### DATA SHOWN
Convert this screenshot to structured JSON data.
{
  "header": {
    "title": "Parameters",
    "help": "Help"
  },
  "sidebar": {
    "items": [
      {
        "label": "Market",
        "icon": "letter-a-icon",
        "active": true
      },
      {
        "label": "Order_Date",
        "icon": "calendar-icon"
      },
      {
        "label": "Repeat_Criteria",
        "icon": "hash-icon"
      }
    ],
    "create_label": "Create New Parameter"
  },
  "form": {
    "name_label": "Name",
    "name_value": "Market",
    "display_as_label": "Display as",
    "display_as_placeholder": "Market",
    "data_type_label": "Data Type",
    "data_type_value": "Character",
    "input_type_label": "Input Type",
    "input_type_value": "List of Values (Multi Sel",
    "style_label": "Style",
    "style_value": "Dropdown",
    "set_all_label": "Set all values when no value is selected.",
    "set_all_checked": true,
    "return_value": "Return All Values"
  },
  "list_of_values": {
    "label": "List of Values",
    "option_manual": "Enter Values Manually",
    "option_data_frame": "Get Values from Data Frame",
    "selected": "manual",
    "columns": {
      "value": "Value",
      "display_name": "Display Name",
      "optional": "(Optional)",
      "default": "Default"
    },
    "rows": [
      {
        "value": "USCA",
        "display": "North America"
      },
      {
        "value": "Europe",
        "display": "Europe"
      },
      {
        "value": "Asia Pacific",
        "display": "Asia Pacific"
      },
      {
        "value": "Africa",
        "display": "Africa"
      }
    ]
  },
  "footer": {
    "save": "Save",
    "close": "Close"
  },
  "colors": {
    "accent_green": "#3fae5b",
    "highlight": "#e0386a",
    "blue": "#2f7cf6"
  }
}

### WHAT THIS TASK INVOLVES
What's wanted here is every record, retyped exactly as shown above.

### SOLUTION TO THIS TASK
Convert this screenshot to structured JSON data.
{
  "header": {
    "title": "Parameters",
    "help": "Help"
  },
  "sidebar": {
    "items": [
      {
        "label": "Market",
        "icon": "letter-a-icon",
        "active": true
      },
      {
        "label": "Order_Date",
        "icon": "calendar-icon"
      },
      {
        "label": "Repeat_Criteria",
        "icon": "hash-icon"
      }
    ],
    "create_label": "Create New Parameter"
  },
  "form": {
    "name_label": "Name",
    "name_value": "Market",
    "display_as_label": "Display as",
    "display_as_placeholder": "Market",
    "data_type_label": "Data Type",
    "data_type_value": "Character",
    "input_type_label": "Input Type",
    "input_type_value": "List of Values (Multi Sel",
    "style_label": "Style",
    "style_value": "Dropdown",
    "set_all_label": "Set all values when no value is selected.",
    "set_all_checked": true,
    "return_value": "Return All Values"
  },
  "list_of_values": {
    "label": "List of Values",
    "option_manual": "Enter Values Manually",
    "option_data_frame": "Get Values from Data Frame",
    "selected": "manual",
    "columns": {
      "value": "Value",
      "display_name": "Display Name",
      "optional": "(Optional)",
      "default": "Default"
    },
    "rows": [
      {
        "value": "USCA",
        "display": "North America"
      },
      {
        "value": "Europe",
        "display": "Europe"
      },
      {
        "value": "Asia Pacific",
        "display": "Asia Pacific"
      },
      {
        "value": "Africa",
        "display": "Africa"
      }
    ]
  },
  "footer": {
    "save": "Save",
    "close": "Close"
  },
  "colors": {
    "accent_green": "#3fae5b",
    "highlight": "#e0386a",
    "blue": "#2f7cf6"
  }
}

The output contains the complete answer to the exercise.